Supporting rural electrification

IEC series of publications to help rural populations in developing world access electricity

By Morand Fachot

Hundreds of millions living in rural areas in developing countries are without access to electricity, a prerequisite to human and economic development. Off-grid renewable energies offer an attractive solution for these people. The IEC has issued a series of publications for small renewable energy and hybrid systems for rural electrification, which is available at a discounted price in a joint initiative with the World Bank Group and the United Nations Foundation.

Solar PV panel covering battery cabinet in Gabon (Photo: Meagle Sun)
Solar PV panel covering battery cabinet in Gabon (Photo: Meagle Sun)

Remote or no prospect of grid connection

Many people in developing countries are deprived of the benefits of access to electricity as a result of an inadequate infrastructure. As a result they are denied access to many economic and socio-cultural benefits.

As prospects from grid-connectivity are rather remote, if not totally inexistent, off-grid electrification that relies on REs (renewable energies), that is essentially solar PV (photovoltaic) systems appears as the most realistic and suitable solution for these regions.

Comprehensive work

For more than 15 years IEC TC (Technical Committee) 82: Solar photovoltaic energy systems, has been developing publications that set out recommendations aimed at guiding the introduction and use of REs in rural decentralized electrification.

This work has so far resulted in the development of the IEC/TS 62257 series of 18 publications that includes, among other things, general requirements for the design, erection and operation of microgrids and micropower plants; recommendations for small renewable energy and hybrid systems; and the selection of components.

In addition to requirements to ensure the safety of persons and property, and recommendations concerning operation, maintenance and replacement as well as project development and management, these publications cover also the following:

  • system selection and design
  • selection of self-ballasted lamps (CFL)
  • selection of PV-IES (PV individual electrification systems)
  • selection of stand-alone lighting kits for rural electrification
  • selection of batteries and battery management systems
  • various types of generators - Photovoltaic generators
  • details of microgrids and micropower systems.

Easier, cheaper access for key stakeholders

The IEC has responded positively to a request from the United Nations Foundation to make the IEC/TS 62257 technical specifications more easily available to key stakeholders in developing countries. This request was reinforced by the conclusions of a 2012 workshop on rural electrification held by AFSEC (African Electrotechnical Standardization Commission) with experts from IEC TC 82. As result of that workshop, AFSEC is developing a technical guide for sustainable off-grid electrification, with reference to IEC/TS 62257 series.

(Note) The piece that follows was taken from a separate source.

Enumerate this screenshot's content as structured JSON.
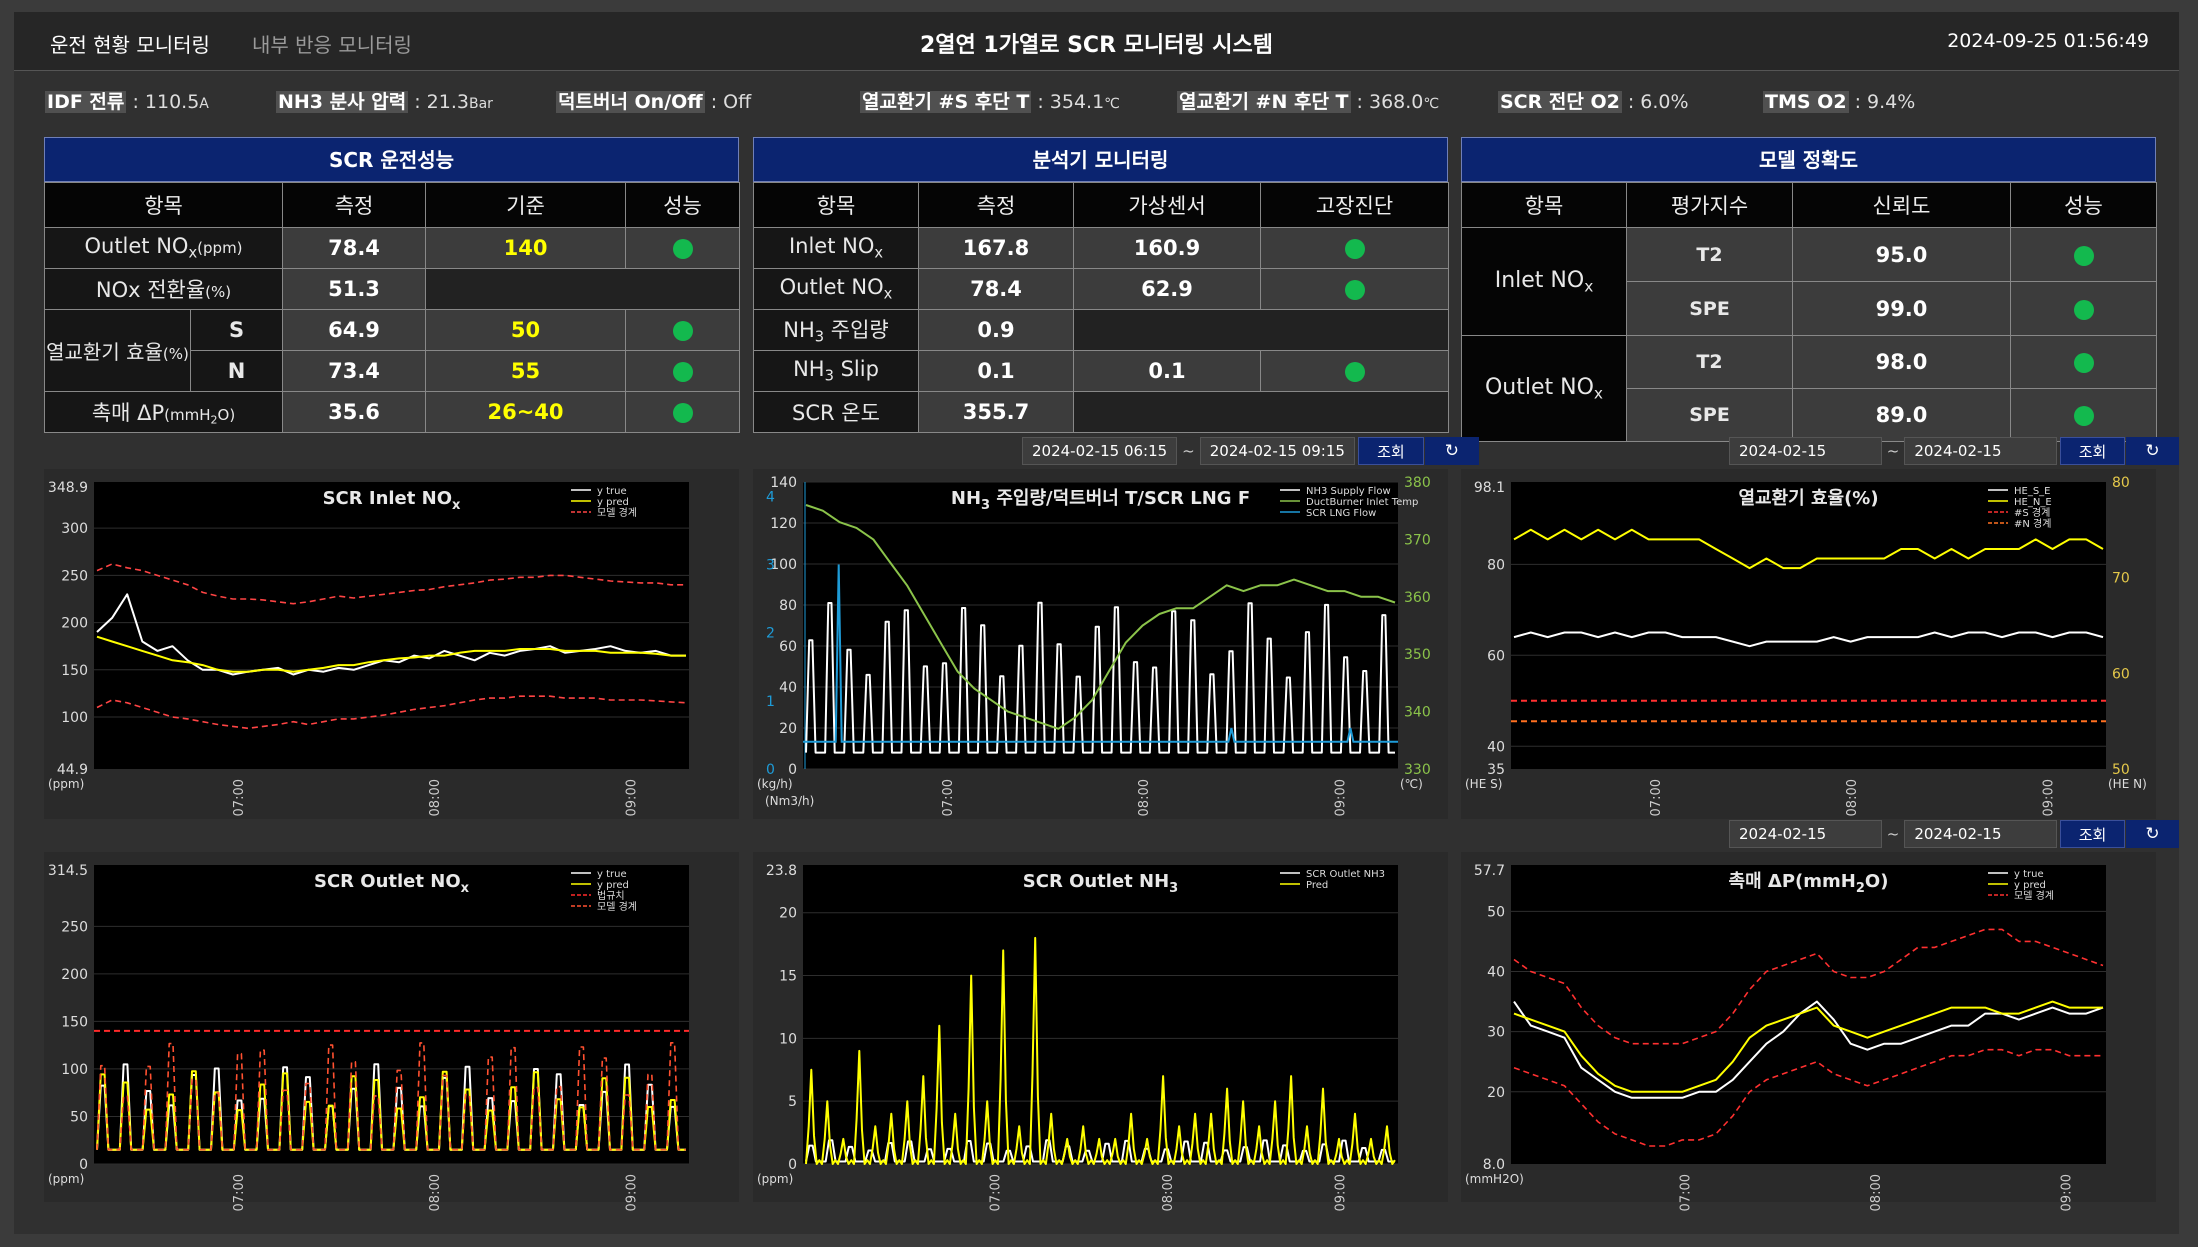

The IEC, World Bank Group and United Nations Foundation have worked together to give access to the IEC/TS 62257 series to key stakeholders at discounts ranging between 50% and 75%. Details are available from the IEC Webstore.

Gallery
Solar PV panel covering battery cabinet in Gabon (Photo: Meagle Sun) Solar PV panel covering battery cabinet in Gabon (Photo: Meagle Sun)
Installing a PV panel on a roof in Liberia (Photo: Pickering Energy Solutions) Installing a PV panel on a roof in Liberia (Photo: Pickering Energy Solutions)
Boys studying thanks to a solar lamp (Photo: d.light design) Boys studying thanks to a solar lamp (Photo: d.light design)